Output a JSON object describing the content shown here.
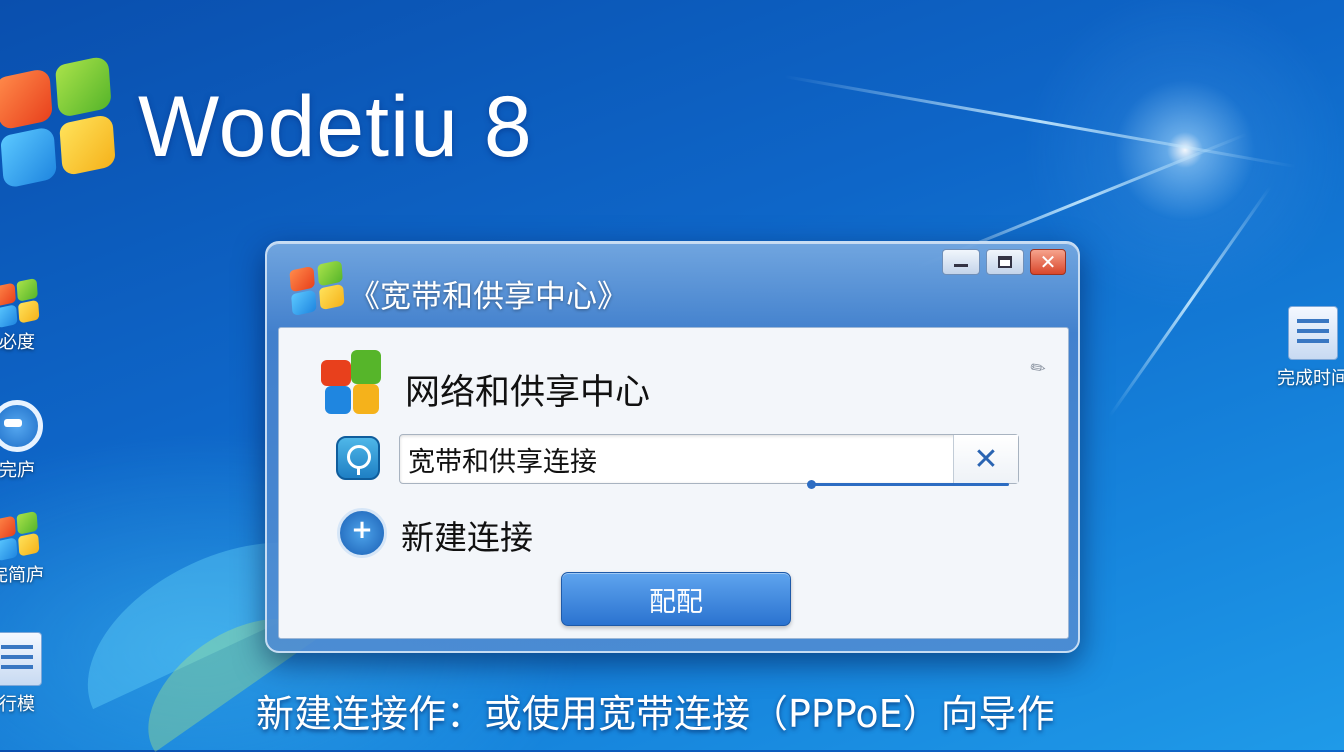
{
  "desktop": {
    "brand_text": "Wodetiu 8",
    "left_icons": [
      {
        "label": "必度",
        "icon": "windows-logo-icon"
      },
      {
        "label": "完庐",
        "icon": "refresh-icon"
      },
      {
        "label": "完简庐",
        "icon": "windows-logo-icon"
      },
      {
        "label": "行模",
        "icon": "control-panel-icon"
      }
    ],
    "right_icons": [
      {
        "label": "完成时间",
        "icon": "document-icon"
      }
    ],
    "caption": "新建连接作：或使用宽带连接（PPPoE）向导作"
  },
  "window": {
    "title": "《宽带和供享中心》",
    "controls": {
      "minimize": "minimize-icon",
      "maximize": "maximize-icon",
      "close": "close-icon"
    },
    "header": "网络和供享中心",
    "search": {
      "value": "宽带和供享连接",
      "clear_glyph": "✕"
    },
    "new_connection_label": "新建连接",
    "ok_button": "配配"
  },
  "colors": {
    "desktop": "#0e66c8",
    "accent": "#2b73d0",
    "close": "#d9472b"
  }
}
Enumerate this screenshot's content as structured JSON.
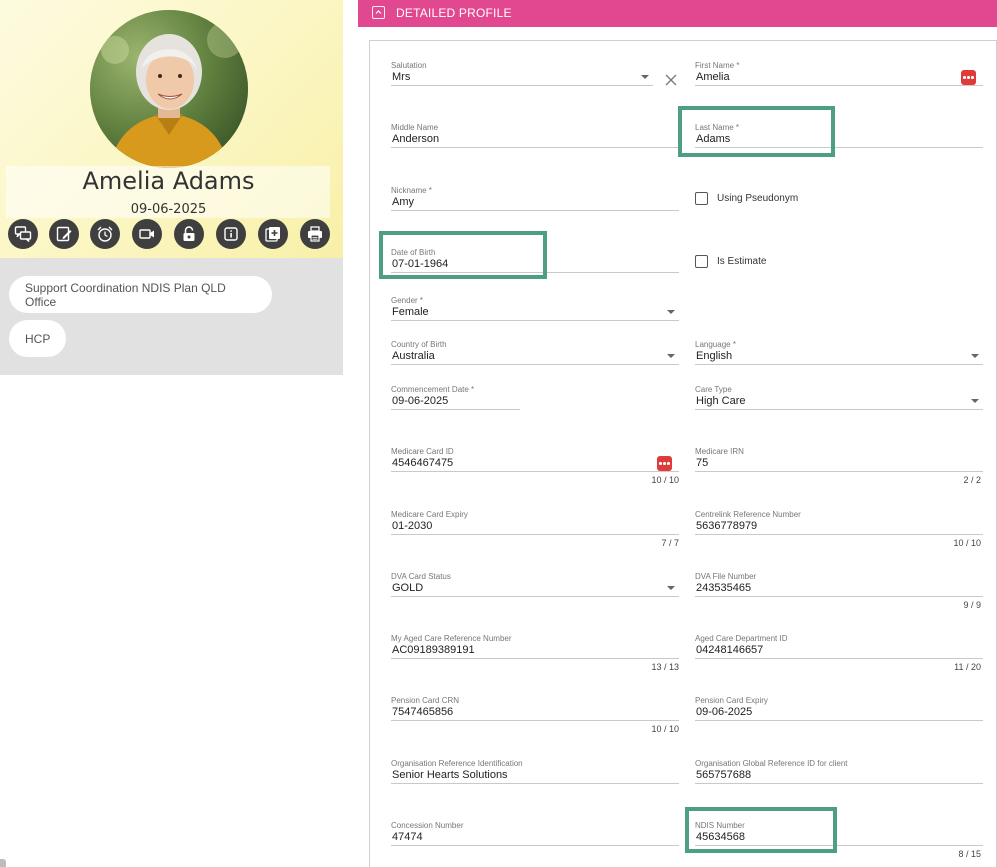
{
  "client": {
    "name": "Amelia Adams",
    "date": "09-06-2025",
    "actions": [
      "chat-icon",
      "edit-note-icon",
      "alarm-clock-icon",
      "video-call-icon",
      "unlock-icon",
      "info-icon",
      "add-note-icon",
      "print-icon"
    ],
    "tags": [
      "Support Coordination NDIS Plan QLD Office",
      "HCP"
    ]
  },
  "section": {
    "title": "DETAILED PROFILE"
  },
  "form": {
    "salutation": {
      "label": "Salutation",
      "value": "Mrs"
    },
    "first_name": {
      "label": "First Name *",
      "value": "Amelia"
    },
    "middle_name": {
      "label": "Middle Name",
      "value": "Anderson"
    },
    "last_name": {
      "label": "Last Name *",
      "value": "Adams"
    },
    "nickname": {
      "label": "Nickname *",
      "value": "Amy"
    },
    "using_pseudonym": {
      "label": "Using Pseudonym",
      "checked": false
    },
    "date_of_birth": {
      "label": "Date of Birth",
      "value": "07-01-1964"
    },
    "is_estimate": {
      "label": "Is Estimate",
      "checked": false
    },
    "gender": {
      "label": "Gender *",
      "value": "Female"
    },
    "country_of_birth": {
      "label": "Country of Birth",
      "value": "Australia"
    },
    "language": {
      "label": "Language *",
      "value": "English"
    },
    "commencement_date": {
      "label": "Commencement Date *",
      "value": "09-06-2025"
    },
    "care_type": {
      "label": "Care Type",
      "value": "High Care"
    },
    "medicare_card_id": {
      "label": "Medicare Card ID",
      "value": "4546467475",
      "counter": "10 / 10"
    },
    "medicare_irn": {
      "label": "Medicare IRN",
      "value": "75",
      "counter": "2 / 2"
    },
    "medicare_card_expiry": {
      "label": "Medicare Card Expiry",
      "value": "01-2030",
      "counter": "7 / 7"
    },
    "centrelink_reference_number": {
      "label": "Centrelink Reference Number",
      "value": "5636778979",
      "counter": "10 / 10"
    },
    "dva_card_status": {
      "label": "DVA Card Status",
      "value": "GOLD"
    },
    "dva_file_number": {
      "label": "DVA File Number",
      "value": "243535465",
      "counter": "9 / 9"
    },
    "my_aged_care_reference": {
      "label": "My Aged Care Reference Number",
      "value": "AC09189389191",
      "counter": "13 / 13"
    },
    "aged_care_department_id": {
      "label": "Aged Care Department ID",
      "value": "04248146657",
      "counter": "11 / 20"
    },
    "pension_card_crn": {
      "label": "Pension Card CRN",
      "value": "7547465856",
      "counter": "10 / 10"
    },
    "pension_card_expiry": {
      "label": "Pension Card Expiry",
      "value": "09-06-2025"
    },
    "organisation_reference_identification": {
      "label": "Organisation Reference Identification",
      "value": "Senior Hearts Solutions"
    },
    "organisation_global_reference_id": {
      "label": "Organisation Global Reference ID for client",
      "value": "565757688"
    },
    "concession_number": {
      "label": "Concession Number",
      "value": "47474"
    },
    "ndis_number": {
      "label": "NDIS Number",
      "value": "45634568",
      "counter": "8 / 15"
    }
  },
  "colors": {
    "header": "#e2488f",
    "highlight": "#4e9e85",
    "dots_button": "#e03b3b",
    "icon_button": "#3f3f3f"
  }
}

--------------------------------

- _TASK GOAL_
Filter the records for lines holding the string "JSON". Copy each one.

- _ANSWER SECTION_
Output a JSON object describing the content shown here.
Enumerate this screenshot's content as structured JSON.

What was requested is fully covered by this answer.